Ciara Bracken-Roche, Post-doctoral fellow, University of Ottawa
Navigating Canadian Drone Space: A Sociological Analysis of the Stakeholders, Narratives, and Policy Shaping Canadian Unmanned Systems
Wednesday, January 24, 2018
12:30 – 2 pm
Mackintosh Corry Hall D411
Drawing from documents collected through Access to Information and Privacy (ATIP) requests and interview data with Canadian drone stakeholders, this presentation argues that the Canadian drone space is driven by the surveillance-industrial complex. This research documents how the seemingly benign relationships between particular stakeholder groups in Canadian drone space are the product of a ‘revolving door’ in the surveillance-industrial complex. It argues that the adoption and use of drone technologies represents and perpetuates a politics of verticality that allows particular stakeholder groups to control Canada’s sociotechnical space through policy, and this contributes to a privileged vertical gaze. These dynamics result in Canadian drone space stakeholders a) only associating with specific stakeholder groups, b) upholding particular logics and predispositions about drone technologies, and c) perpetuating discourses and narratives about drones that impact the technologies themselves, their regulation, and Canada’s sociotechnical space more broadly.
About the Speaker:

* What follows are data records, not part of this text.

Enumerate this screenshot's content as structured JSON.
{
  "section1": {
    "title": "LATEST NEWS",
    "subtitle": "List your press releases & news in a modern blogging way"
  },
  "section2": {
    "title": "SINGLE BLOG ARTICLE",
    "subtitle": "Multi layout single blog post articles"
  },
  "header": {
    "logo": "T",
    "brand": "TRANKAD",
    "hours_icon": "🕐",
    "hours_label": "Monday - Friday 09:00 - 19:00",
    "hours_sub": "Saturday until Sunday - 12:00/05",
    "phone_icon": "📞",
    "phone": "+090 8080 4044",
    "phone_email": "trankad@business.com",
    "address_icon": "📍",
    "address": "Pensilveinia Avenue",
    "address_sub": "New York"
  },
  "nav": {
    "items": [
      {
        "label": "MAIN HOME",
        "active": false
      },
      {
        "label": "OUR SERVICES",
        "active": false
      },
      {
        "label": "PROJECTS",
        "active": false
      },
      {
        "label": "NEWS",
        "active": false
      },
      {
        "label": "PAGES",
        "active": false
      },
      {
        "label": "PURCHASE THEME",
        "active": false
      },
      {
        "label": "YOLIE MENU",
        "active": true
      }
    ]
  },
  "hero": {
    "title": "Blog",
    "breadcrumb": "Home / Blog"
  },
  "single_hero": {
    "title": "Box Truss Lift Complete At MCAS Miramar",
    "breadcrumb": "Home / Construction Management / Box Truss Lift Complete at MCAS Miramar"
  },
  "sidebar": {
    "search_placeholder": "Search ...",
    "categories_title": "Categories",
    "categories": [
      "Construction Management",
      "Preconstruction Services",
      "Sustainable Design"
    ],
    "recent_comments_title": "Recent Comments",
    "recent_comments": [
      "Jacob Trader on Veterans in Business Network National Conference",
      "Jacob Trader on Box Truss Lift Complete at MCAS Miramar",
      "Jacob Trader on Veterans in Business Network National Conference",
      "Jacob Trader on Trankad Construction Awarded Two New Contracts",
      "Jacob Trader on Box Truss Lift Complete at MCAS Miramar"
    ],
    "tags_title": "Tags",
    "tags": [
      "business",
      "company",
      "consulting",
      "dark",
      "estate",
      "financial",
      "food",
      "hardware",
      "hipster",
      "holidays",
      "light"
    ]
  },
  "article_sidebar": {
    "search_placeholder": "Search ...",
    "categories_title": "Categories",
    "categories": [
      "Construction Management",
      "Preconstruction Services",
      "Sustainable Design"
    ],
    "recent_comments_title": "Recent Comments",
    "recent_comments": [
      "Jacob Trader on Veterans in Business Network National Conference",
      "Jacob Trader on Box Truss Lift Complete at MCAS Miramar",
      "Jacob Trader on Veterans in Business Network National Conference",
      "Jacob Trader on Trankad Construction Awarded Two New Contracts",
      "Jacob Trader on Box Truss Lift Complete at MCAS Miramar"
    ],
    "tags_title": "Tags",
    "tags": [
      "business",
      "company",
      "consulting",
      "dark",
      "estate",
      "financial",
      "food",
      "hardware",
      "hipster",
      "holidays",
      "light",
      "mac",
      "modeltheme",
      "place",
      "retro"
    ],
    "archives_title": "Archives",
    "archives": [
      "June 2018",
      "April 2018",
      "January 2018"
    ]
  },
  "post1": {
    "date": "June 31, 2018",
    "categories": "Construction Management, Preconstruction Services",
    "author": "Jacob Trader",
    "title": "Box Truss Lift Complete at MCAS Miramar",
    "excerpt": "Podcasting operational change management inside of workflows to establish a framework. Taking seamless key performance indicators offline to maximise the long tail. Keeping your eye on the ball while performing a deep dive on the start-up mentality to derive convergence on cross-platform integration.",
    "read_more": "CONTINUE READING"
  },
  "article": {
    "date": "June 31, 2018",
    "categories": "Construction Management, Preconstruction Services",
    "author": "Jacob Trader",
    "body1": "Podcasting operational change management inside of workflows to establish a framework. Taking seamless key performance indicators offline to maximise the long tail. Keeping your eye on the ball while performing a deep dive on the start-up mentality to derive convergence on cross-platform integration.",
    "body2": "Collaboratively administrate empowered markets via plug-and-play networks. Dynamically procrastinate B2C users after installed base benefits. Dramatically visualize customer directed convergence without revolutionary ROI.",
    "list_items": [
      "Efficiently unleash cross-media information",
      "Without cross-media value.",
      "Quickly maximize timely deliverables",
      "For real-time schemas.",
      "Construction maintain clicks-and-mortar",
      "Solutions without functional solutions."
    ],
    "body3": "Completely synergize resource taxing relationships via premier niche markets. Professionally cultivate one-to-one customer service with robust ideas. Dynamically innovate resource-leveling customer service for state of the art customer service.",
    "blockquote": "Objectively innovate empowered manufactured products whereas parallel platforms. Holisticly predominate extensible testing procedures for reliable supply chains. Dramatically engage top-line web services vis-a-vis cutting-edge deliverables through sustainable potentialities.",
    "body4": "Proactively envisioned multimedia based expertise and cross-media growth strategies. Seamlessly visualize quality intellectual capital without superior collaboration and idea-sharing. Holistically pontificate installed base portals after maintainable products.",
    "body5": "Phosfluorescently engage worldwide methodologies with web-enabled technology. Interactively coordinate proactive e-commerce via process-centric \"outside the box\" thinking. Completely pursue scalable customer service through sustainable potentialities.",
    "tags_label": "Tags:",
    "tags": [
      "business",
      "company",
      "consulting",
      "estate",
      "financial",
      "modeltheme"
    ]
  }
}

Dr. Bracken-Roche is a SSHRC Postdoctoral Fellow in the Department of Criminology at the University of Ottawa. Bracken-Roche completed her PhD in the Department of Sociology at Queen’s University in 2017, funded by the Social Science and Humanities Research Council of Canada. Her current research program investigates the contribution of unmanned aerial systems to the rapid expansion of security, policing, and commercial surveillance in Canada. Her ongoing research interest is in the relationship between governance and technology, and the social implications of technocratic governmentality.